**** EXERCISE DATA ****

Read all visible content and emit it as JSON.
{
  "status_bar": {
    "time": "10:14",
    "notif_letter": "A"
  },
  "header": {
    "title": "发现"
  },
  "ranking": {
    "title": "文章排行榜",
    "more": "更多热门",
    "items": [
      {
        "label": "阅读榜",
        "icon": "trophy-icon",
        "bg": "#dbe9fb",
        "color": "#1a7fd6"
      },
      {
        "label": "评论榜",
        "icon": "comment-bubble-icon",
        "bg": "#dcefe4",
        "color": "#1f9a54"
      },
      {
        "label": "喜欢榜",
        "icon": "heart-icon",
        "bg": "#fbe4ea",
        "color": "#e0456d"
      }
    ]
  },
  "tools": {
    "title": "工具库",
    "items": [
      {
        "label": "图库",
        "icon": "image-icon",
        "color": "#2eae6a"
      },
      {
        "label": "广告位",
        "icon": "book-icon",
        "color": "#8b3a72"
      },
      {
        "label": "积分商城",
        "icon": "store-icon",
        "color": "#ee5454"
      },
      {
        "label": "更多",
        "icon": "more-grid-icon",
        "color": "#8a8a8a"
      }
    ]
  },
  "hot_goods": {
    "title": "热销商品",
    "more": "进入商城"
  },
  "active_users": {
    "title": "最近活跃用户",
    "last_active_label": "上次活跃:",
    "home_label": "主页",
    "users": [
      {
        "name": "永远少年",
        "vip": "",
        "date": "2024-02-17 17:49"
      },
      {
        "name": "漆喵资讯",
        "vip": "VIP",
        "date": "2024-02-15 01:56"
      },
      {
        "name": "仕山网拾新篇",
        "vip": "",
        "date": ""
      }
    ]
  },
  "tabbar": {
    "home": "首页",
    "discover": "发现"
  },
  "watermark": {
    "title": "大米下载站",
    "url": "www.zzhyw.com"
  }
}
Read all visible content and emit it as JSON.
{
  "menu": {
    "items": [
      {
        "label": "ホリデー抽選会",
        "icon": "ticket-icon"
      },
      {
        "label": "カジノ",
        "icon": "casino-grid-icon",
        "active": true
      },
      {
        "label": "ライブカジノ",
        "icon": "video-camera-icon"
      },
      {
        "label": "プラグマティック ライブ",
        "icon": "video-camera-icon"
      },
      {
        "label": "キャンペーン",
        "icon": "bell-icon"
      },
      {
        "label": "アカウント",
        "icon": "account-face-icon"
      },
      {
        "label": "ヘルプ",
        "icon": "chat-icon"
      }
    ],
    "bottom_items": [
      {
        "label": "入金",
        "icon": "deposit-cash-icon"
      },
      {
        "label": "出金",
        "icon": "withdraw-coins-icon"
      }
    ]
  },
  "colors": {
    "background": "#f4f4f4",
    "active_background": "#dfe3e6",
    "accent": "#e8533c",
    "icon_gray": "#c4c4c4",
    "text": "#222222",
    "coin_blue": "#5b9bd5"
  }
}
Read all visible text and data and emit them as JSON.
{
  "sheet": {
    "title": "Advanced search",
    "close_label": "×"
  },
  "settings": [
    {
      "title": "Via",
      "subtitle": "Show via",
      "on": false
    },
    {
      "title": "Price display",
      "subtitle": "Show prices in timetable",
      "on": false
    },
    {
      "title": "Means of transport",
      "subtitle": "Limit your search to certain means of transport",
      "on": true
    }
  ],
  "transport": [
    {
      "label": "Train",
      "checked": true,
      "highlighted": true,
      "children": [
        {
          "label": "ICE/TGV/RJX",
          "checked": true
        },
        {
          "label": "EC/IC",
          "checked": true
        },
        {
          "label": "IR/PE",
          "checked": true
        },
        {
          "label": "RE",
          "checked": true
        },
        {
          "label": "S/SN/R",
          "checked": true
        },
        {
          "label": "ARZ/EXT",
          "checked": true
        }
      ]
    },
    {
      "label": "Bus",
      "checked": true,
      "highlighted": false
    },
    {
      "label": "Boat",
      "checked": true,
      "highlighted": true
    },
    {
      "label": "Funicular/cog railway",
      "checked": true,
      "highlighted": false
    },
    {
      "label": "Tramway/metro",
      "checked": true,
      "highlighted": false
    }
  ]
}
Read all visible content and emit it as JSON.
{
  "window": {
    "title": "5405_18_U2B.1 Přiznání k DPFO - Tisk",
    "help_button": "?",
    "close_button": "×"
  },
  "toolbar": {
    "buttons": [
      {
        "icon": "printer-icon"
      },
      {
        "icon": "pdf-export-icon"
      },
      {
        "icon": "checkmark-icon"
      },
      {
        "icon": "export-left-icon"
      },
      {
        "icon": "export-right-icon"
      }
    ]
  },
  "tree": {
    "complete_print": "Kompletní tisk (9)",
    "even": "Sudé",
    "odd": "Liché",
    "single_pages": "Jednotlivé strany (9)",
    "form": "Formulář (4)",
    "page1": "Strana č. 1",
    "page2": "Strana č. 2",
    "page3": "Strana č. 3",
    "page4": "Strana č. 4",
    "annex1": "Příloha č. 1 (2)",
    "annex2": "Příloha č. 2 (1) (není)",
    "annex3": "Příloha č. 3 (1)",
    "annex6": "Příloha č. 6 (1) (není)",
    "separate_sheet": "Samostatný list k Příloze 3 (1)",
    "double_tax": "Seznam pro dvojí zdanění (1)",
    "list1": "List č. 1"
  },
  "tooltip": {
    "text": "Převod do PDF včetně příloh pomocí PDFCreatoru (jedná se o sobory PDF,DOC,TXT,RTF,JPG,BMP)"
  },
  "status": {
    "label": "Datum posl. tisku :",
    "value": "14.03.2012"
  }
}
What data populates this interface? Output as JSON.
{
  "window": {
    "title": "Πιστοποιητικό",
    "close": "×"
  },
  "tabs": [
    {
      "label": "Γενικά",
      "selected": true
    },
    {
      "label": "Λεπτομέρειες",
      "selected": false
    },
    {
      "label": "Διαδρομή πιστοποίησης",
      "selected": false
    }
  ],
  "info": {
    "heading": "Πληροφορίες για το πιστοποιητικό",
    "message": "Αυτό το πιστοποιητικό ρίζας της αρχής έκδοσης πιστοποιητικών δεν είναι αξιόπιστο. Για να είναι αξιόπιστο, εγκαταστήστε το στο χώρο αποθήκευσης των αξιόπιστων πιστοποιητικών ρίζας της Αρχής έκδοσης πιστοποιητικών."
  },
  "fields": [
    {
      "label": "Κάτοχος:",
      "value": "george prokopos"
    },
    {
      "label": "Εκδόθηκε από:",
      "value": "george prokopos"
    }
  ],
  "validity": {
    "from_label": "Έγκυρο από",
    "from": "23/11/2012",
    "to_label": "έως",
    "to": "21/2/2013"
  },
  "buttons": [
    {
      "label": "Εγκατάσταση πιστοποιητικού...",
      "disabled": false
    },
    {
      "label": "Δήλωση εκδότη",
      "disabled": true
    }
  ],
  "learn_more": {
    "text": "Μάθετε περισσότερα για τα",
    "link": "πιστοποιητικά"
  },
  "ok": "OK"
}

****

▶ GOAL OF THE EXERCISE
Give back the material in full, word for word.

▶ YOUR RESPONSE
Read all visible content and emit it as JSON.
{
  "status_bar": {
    "time": "10:14",
    "notif_letter": "A"
  },
  "header": {
    "title": "发现"
  },
  "ranking": {
    "title": "文章排行榜",
    "more": "更多热门",
    "items": [
      {
        "label": "阅读榜",
        "icon": "trophy-icon",
        "bg": "#dbe9fb",
        "color": "#1a7fd6"
      },
      {
        "label": "评论榜",
        "icon": "comment-bubble-icon",
        "bg": "#dcefe4",
        "color": "#1f9a54"
      },
      {
        "label": "喜欢榜",
        "icon": "heart-icon",
        "bg": "#fbe4ea",
        "color": "#e0456d"
      }
    ]
  },
  "tools": {
    "title": "工具库",
    "items": [
      {
        "label": "图库",
        "icon": "image-icon",
        "color": "#2eae6a"
      },
      {
        "label": "广告位",
        "icon": "book-icon",
        "color": "#8b3a72"
      },
      {
        "label": "积分商城",
        "icon": "store-icon",
        "color": "#ee5454"
      },
      {
        "label": "更多",
        "icon": "more-grid-icon",
        "color": "#8a8a8a"
      }
    ]
  },
  "hot_goods": {
    "title": "热销商品",
    "more": "进入商城"
  },
  "active_users": {
    "title": "最近活跃用户",
    "last_active_label": "上次活跃:",
    "home_label": "主页",
    "users": [
      {
        "name": "永远少年",
        "vip": "",
        "date": "2024-02-17 17:49"
      },
      {
        "name": "漆喵资讯",
        "vip": "VIP",
        "date": "2024-02-15 01:56"
      },
      {
        "name": "仕山网拾新篇",
        "vip": "",
        "date": ""
      }
    ]
  },
  "tabbar": {
    "home": "首页",
    "discover": "发现"
  },
  "watermark": {
    "title": "大米下载站",
    "url": "www.zzhyw.com"
  }
}
Read all visible content and emit it as JSON.
{
  "menu": {
    "items": [
      {
        "label": "ホリデー抽選会",
        "icon": "ticket-icon"
      },
      {
        "label": "カジノ",
        "icon": "casino-grid-icon",
        "active": true
      },
      {
        "label": "ライブカジノ",
        "icon": "video-camera-icon"
      },
      {
        "label": "プラグマティック ライブ",
        "icon": "video-camera-icon"
      },
      {
        "label": "キャンペーン",
        "icon": "bell-icon"
      },
      {
        "label": "アカウント",
        "icon": "account-face-icon"
      },
      {
        "label": "ヘルプ",
        "icon": "chat-icon"
      }
    ],
    "bottom_items": [
      {
        "label": "入金",
        "icon": "deposit-cash-icon"
      },
      {
        "label": "出金",
        "icon": "withdraw-coins-icon"
      }
    ]
  },
  "colors": {
    "background": "#f4f4f4",
    "active_background": "#dfe3e6",
    "accent": "#e8533c",
    "icon_gray": "#c4c4c4",
    "text": "#222222",
    "coin_blue": "#5b9bd5"
  }
}
Read all visible text and data and emit them as JSON.
{
  "sheet": {
    "title": "Advanced search",
    "close_label": "×"
  },
  "settings": [
    {
      "title": "Via",
      "subtitle": "Show via",
      "on": false
    },
    {
      "title": "Price display",
      "subtitle": "Show prices in timetable",
      "on": false
    },
    {
      "title": "Means of transport",
      "subtitle": "Limit your search to certain means of transport",
      "on": true
    }
  ],
  "transport": [
    {
      "label": "Train",
      "checked": true,
      "highlighted": true,
      "children": [
        {
          "label": "ICE/TGV/RJX",
          "checked": true
        },
        {
          "label": "EC/IC",
          "checked": true
        },
        {
          "label": "IR/PE",
          "checked": true
        },
        {
          "label": "RE",
          "checked": true
        },
        {
          "label": "S/SN/R",
          "checked": true
        },
        {
          "label": "ARZ/EXT",
          "checked": true
        }
      ]
    },
    {
      "label": "Bus",
      "checked": true,
      "highlighted": false
    },
    {
      "label": "Boat",
      "checked": true,
      "highlighted": true
    },
    {
      "label": "Funicular/cog railway",
      "checked": true,
      "highlighted": false
    },
    {
      "label": "Tramway/metro",
      "checked": true,
      "highlighted": false
    }
  ]
}
Read all visible content and emit it as JSON.
{
  "window": {
    "title": "5405_18_U2B.1 Přiznání k DPFO - Tisk",
    "help_button": "?",
    "close_button": "×"
  },
  "toolbar": {
    "buttons": [
      {
        "icon": "printer-icon"
      },
      {
        "icon": "pdf-export-icon"
      },
      {
        "icon": "checkmark-icon"
      },
      {
        "icon": "export-left-icon"
      },
      {
        "icon": "export-right-icon"
      }
    ]
  },
  "tree": {
    "complete_print": "Kompletní tisk (9)",
    "even": "Sudé",
    "odd": "Liché",
    "single_pages": "Jednotlivé strany (9)",
    "form": "Formulář (4)",
    "page1": "Strana č. 1",
    "page2": "Strana č. 2",
    "page3": "Strana č. 3",
    "page4": "Strana č. 4",
    "annex1": "Příloha č. 1 (2)",
    "annex2": "Příloha č. 2 (1) (není)",
    "annex3": "Příloha č. 3 (1)",
    "annex6": "Příloha č. 6 (1) (není)",
    "separate_sheet": "Samostatný list k Příloze 3 (1)",
    "double_tax": "Seznam pro dvojí zdanění (1)",
    "list1": "List č. 1"
  },
  "tooltip": {
    "text": "Převod do PDF včetně příloh pomocí PDFCreatoru (jedná se o sobory PDF,DOC,TXT,RTF,JPG,BMP)"
  },
  "status": {
    "label": "Datum posl. tisku :",
    "value": "14.03.2012"
  }
}
What data populates this interface? Output as JSON.
{
  "window": {
    "title": "Πιστοποιητικό",
    "close": "×"
  },
  "tabs": [
    {
      "label": "Γενικά",
      "selected": true
    },
    {
      "label": "Λεπτομέρειες",
      "selected": false
    },
    {
      "label": "Διαδρομή πιστοποίησης",
      "selected": false
    }
  ],
  "info": {
    "heading": "Πληροφορίες για το πιστοποιητικό",
    "message": "Αυτό το πιστοποιητικό ρίζας της αρχής έκδοσης πιστοποιητικών δεν είναι αξιόπιστο. Για να είναι αξιόπιστο, εγκαταστήστε το στο χώρο αποθήκευσης των αξιόπιστων πιστοποιητικών ρίζας της Αρχής έκδοσης πιστοποιητικών."
  },
  "fields": [
    {
      "label": "Κάτοχος:",
      "value": "george prokopos"
    },
    {
      "label": "Εκδόθηκε από:",
      "value": "george prokopos"
    }
  ],
  "validity": {
    "from_label": "Έγκυρο από",
    "from": "23/11/2012",
    "to_label": "έως",
    "to": "21/2/2013"
  },
  "buttons": [
    {
      "label": "Εγκατάσταση πιστοποιητικού...",
      "disabled": false
    },
    {
      "label": "Δήλωση εκδότη",
      "disabled": true
    }
  ],
  "learn_more": {
    "text": "Μάθετε περισσότερα για τα",
    "link": "πιστοποιητικά"
  },
  "ok": "OK"
}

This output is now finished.